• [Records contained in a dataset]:
-- Opening Marker --

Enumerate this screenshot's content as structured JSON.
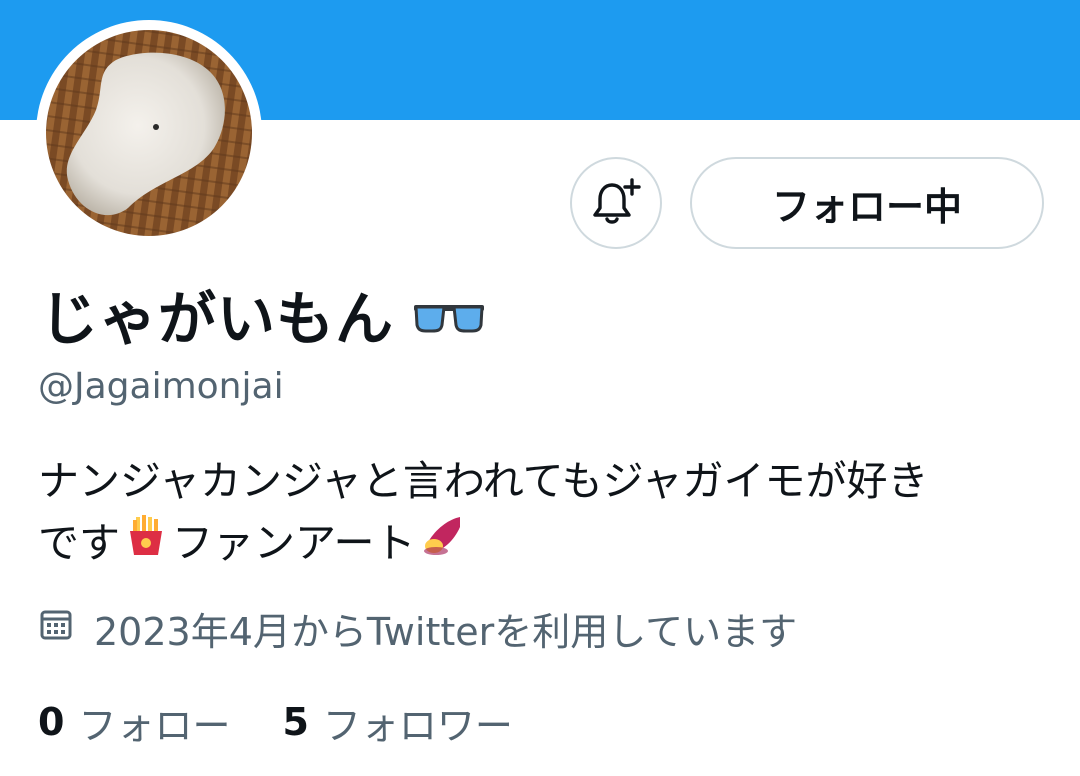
{
  "profile": {
    "display_name": "じゃがいもん",
    "name_emoji_icon": "sunglasses-icon",
    "handle": "@Jagaimonjai",
    "bio": {
      "line1": "ナンジャカンジャと言われてもジャガイモが好き",
      "line2_a": "です",
      "line2_icon": "french-fries-icon",
      "line2_b": "ファンアート",
      "line2_end_icon": "sweet-potato-icon"
    },
    "joined": "2023年4月からTwitterを利用しています",
    "joined_icon": "calendar-icon"
  },
  "actions": {
    "notify_icon": "bell-plus-icon",
    "follow_label": "フォロー中"
  },
  "stats": {
    "following_count": "0",
    "following_label": "フォロー",
    "followers_count": "5",
    "followers_label": "フォロワー"
  },
  "colors": {
    "banner": "#1d9bf0",
    "text_primary": "#0f1419",
    "text_secondary": "#536471",
    "border": "#cfd9de"
  }
}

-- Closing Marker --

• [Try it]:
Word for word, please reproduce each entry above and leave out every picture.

• [Result]:
Enumerate this screenshot's content as structured JSON.
{
  "profile": {
    "display_name": "じゃがいもん",
    "name_emoji_icon": "sunglasses-icon",
    "handle": "@Jagaimonjai",
    "bio": {
      "line1": "ナンジャカンジャと言われてもジャガイモが好き",
      "line2_a": "です",
      "line2_icon": "french-fries-icon",
      "line2_b": "ファンアート",
      "line2_end_icon": "sweet-potato-icon"
    },
    "joined": "2023年4月からTwitterを利用しています",
    "joined_icon": "calendar-icon"
  },
  "actions": {
    "notify_icon": "bell-plus-icon",
    "follow_label": "フォロー中"
  },
  "stats": {
    "following_count": "0",
    "following_label": "フォロー",
    "followers_count": "5",
    "followers_label": "フォロワー"
  },
  "colors": {
    "banner": "#1d9bf0",
    "text_primary": "#0f1419",
    "text_secondary": "#536471",
    "border": "#cfd9de"
  }
}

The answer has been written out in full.